This monument includes two pillow mounds situated amongst earlier tin streamworking earthworks within the Plym valley bottom. These mounds form part of Willings Walls Warren, which includes at least 18 pillow mounds scattered along the hillside and in the valley bottoms between Spanish Lake and Hentor Brook. Willings Walls Warren, which covers an area of approximately 113ha, was established by at least 1807, when a lease granted by Lord Boringdon to Peter Nicholls, a warrener from Sheepstor, clearly indicates that it formed part of Hentor Warren. Hentor Farm is considered to have been used as the warren house. The reason why this part of Hentor Warren was given a separate name is unclear, but it may refer back to a time when it was operated separately. Sometime shortly after 1815 the warren was taken over by and worked from nearby Ditsworthy and continued in use until the 1930s. The northern pillow mound survives as a 13.4m long, 5m wide and 1.2m high, flat-topped, oblong shaped mound of soil and stone, whilst the southern one measures 12.3m long, 5m wide and 1.2m high. These pillow mounds lie on top of earlier alluvial tin streamworking earthworks and are therefore clearly more recent than the last phase of tin exploitation in this part of the River Plym. The streamwork earthworks below and between the mounds are included in the scheduling.

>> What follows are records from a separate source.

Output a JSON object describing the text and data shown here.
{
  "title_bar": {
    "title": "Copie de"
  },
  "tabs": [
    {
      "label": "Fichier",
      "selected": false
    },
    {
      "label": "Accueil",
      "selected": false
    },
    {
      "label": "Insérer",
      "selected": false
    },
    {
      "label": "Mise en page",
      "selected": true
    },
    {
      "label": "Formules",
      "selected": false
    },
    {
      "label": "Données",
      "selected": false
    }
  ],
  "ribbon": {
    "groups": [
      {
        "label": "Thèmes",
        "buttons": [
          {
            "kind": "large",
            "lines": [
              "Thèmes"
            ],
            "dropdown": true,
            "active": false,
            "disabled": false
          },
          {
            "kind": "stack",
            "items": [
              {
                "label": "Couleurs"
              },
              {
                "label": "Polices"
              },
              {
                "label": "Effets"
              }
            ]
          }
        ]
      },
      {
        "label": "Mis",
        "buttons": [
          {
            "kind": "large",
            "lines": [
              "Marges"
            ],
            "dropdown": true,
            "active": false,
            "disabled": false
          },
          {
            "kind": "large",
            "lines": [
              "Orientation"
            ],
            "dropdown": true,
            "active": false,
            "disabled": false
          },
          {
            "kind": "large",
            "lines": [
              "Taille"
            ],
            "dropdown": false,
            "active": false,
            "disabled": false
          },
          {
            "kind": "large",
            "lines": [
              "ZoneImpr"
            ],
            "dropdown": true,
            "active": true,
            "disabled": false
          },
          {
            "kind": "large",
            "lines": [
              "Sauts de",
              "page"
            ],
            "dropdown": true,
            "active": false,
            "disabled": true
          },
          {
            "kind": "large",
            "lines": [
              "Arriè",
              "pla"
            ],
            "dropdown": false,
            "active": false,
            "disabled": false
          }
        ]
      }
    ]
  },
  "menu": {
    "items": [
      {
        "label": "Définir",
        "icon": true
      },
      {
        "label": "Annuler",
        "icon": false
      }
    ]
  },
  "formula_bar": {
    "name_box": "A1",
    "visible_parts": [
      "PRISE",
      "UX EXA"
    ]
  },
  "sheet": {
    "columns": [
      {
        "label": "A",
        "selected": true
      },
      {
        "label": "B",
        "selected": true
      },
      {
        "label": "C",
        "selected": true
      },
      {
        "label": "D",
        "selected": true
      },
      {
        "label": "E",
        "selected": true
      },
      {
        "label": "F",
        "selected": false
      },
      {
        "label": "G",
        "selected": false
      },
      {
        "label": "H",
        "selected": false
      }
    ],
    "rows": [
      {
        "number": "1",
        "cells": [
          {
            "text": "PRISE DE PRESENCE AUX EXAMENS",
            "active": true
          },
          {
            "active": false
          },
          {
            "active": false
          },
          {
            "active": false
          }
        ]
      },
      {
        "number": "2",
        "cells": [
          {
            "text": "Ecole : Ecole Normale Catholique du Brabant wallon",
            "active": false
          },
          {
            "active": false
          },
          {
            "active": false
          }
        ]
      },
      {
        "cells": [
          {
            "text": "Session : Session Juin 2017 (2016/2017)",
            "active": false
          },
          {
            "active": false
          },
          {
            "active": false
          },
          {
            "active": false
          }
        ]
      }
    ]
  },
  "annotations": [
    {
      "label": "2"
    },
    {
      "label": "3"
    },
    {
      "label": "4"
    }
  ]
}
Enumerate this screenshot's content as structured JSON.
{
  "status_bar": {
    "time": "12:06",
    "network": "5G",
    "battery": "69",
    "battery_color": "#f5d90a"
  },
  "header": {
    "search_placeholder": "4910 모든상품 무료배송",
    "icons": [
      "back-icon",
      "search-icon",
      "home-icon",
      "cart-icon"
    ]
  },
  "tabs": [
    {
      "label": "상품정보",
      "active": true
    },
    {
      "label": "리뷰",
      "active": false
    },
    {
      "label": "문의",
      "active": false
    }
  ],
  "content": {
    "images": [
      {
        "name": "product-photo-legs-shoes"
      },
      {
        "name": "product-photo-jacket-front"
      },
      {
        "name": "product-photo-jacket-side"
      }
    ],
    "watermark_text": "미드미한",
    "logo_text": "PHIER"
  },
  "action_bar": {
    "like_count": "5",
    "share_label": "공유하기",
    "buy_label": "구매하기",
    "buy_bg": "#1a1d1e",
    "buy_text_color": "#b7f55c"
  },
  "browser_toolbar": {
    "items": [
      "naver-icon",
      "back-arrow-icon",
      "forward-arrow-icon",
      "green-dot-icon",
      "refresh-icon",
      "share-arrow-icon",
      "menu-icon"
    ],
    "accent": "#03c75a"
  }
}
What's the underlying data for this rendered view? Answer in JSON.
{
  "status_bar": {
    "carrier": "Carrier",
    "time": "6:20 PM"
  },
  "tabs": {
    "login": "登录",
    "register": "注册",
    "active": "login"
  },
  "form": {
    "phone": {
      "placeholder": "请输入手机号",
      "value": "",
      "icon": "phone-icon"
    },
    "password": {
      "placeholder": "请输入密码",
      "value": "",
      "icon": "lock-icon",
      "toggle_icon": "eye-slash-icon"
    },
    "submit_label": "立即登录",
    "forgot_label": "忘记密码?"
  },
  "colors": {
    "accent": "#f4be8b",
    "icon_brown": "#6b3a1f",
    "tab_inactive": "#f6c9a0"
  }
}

MAP EXTRACT The site of the monument is shown on the attached map extract. It includes a 2 metre boundary around the archaeological features, considered to be essential for the monument's support and preservation.


The contents of this record have been generated from a legacy data system.

Legacy System number: 24218

Legacy System: RSM


Books and journals
Brewer, D, A field guide to the boundary markers on and around Dartmoor, (1986), 52-4
Butler, J, Dartmoor Atlas of Antiquities, (1994)
Devon County Sites and Monuments Register, SX56NE236,
Gerrard, G.A.M., The Early Cornish Tin Industry: An Arch. & Historical Survey, 1986, Unpubl. PhD thesis, St David's, Wales
MPP fieldwork by S. Gerrard, (1995)
PWDRO/72/1034, (1625)
PWDRO/72/990/51,31, (1583)

End of official listing